- Opening Delimiter -

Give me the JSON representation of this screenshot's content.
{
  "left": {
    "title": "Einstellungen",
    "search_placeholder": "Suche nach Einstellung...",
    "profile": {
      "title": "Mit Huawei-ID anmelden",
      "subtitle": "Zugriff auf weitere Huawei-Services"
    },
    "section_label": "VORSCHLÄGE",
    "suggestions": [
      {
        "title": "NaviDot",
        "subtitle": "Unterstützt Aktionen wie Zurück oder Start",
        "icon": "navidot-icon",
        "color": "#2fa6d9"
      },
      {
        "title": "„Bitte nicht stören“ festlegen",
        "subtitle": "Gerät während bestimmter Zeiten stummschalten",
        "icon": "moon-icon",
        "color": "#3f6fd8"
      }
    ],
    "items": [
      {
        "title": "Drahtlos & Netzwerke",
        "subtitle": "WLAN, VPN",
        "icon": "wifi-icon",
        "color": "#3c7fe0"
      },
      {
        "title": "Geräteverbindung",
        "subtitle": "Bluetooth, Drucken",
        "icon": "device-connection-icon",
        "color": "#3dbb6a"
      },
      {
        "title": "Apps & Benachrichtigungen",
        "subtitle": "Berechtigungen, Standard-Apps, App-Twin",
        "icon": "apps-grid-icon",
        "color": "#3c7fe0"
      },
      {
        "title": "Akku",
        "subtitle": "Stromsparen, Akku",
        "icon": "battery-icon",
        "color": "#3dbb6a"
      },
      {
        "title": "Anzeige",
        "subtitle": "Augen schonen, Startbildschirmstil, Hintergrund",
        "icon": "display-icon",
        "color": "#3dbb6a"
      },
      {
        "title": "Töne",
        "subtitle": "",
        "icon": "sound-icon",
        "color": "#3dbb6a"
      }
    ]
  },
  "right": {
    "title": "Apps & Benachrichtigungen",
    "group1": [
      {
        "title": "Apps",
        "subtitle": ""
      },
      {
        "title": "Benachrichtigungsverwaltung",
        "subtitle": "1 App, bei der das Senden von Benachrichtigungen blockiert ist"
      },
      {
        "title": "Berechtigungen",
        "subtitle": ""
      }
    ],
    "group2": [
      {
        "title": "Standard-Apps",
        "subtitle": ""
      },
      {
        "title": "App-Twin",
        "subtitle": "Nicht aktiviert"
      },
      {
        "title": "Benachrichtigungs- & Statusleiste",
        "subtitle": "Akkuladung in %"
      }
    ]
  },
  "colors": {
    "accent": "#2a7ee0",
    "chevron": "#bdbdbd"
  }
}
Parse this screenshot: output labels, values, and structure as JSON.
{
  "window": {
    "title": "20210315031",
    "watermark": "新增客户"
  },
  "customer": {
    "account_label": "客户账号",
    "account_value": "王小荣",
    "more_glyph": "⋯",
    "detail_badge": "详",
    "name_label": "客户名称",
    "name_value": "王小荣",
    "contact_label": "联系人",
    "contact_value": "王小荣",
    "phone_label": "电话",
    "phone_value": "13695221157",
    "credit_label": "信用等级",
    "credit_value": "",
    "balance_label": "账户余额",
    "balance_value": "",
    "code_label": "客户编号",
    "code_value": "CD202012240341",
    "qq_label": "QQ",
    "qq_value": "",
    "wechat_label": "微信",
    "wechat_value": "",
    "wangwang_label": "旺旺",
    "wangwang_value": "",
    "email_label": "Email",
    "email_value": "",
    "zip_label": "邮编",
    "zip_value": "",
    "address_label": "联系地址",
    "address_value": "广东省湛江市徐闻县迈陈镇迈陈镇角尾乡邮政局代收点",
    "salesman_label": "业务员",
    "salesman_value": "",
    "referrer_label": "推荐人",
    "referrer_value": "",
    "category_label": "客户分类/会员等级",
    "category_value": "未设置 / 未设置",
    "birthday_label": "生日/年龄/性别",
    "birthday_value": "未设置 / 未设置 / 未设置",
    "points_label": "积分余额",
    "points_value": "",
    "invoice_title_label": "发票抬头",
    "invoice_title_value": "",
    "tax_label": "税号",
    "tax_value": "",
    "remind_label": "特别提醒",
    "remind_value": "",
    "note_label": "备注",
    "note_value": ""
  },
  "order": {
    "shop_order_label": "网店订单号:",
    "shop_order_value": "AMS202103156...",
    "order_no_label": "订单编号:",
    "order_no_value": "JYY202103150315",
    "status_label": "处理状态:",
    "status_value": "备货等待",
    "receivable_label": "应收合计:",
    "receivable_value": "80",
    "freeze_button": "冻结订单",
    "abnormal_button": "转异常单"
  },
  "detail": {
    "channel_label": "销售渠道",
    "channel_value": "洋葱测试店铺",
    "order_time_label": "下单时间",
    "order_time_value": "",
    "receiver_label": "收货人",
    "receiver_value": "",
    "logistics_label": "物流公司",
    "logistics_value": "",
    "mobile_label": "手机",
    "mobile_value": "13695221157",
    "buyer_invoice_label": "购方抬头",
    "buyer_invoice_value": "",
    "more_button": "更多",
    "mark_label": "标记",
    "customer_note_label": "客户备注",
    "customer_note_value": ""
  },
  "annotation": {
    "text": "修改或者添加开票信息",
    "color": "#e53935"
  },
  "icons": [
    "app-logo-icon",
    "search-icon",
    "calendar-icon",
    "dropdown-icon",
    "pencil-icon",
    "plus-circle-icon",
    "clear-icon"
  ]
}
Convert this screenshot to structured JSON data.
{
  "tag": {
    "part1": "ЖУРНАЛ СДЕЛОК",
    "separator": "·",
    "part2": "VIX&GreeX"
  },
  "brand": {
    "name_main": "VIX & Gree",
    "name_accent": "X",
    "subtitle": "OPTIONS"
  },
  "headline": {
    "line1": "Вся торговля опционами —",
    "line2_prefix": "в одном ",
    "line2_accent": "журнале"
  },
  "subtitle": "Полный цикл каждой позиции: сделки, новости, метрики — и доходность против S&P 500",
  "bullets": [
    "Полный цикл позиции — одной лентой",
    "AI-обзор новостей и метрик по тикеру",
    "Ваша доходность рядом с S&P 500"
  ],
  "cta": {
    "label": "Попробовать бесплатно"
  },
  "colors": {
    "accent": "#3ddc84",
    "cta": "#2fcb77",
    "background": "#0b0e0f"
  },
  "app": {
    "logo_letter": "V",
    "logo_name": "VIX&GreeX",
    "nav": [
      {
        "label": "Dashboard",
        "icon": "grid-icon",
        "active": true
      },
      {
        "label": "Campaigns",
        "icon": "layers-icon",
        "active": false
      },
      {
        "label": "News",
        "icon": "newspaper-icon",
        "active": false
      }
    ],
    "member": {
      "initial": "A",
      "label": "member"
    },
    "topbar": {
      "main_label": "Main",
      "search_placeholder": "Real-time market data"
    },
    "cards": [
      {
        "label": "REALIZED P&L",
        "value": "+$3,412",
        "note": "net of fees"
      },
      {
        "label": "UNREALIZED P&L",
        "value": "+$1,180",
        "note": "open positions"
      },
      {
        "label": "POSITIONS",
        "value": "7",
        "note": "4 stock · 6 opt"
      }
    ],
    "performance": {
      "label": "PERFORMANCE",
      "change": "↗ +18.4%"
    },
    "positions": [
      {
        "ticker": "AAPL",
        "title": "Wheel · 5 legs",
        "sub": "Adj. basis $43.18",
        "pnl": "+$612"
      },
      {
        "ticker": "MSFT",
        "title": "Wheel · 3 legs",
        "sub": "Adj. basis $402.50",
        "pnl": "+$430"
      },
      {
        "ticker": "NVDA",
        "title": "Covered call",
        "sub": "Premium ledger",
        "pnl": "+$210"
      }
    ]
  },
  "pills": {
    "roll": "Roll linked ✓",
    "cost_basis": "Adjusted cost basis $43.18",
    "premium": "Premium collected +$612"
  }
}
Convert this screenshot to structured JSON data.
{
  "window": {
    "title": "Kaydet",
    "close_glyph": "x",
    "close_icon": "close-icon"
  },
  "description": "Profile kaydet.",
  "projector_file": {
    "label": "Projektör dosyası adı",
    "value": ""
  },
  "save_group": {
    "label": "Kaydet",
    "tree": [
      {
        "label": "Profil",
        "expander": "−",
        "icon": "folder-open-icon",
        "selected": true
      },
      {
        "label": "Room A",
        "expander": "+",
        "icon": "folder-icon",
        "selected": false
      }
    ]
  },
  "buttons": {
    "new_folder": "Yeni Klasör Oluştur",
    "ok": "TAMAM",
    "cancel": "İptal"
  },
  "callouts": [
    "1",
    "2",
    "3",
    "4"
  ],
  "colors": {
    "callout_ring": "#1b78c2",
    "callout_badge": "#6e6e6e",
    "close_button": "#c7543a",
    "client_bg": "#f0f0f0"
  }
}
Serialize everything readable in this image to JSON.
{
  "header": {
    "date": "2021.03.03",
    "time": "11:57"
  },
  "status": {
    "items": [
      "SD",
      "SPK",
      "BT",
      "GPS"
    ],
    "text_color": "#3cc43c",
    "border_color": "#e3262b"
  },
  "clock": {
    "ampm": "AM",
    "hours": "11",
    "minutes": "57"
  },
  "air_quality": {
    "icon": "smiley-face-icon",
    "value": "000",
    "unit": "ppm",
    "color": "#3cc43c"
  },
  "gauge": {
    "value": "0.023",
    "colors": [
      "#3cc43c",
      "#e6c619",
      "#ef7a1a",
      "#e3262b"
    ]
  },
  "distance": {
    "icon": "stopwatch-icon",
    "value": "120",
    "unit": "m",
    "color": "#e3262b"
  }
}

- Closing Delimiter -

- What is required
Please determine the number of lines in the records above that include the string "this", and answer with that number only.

- Task solution
5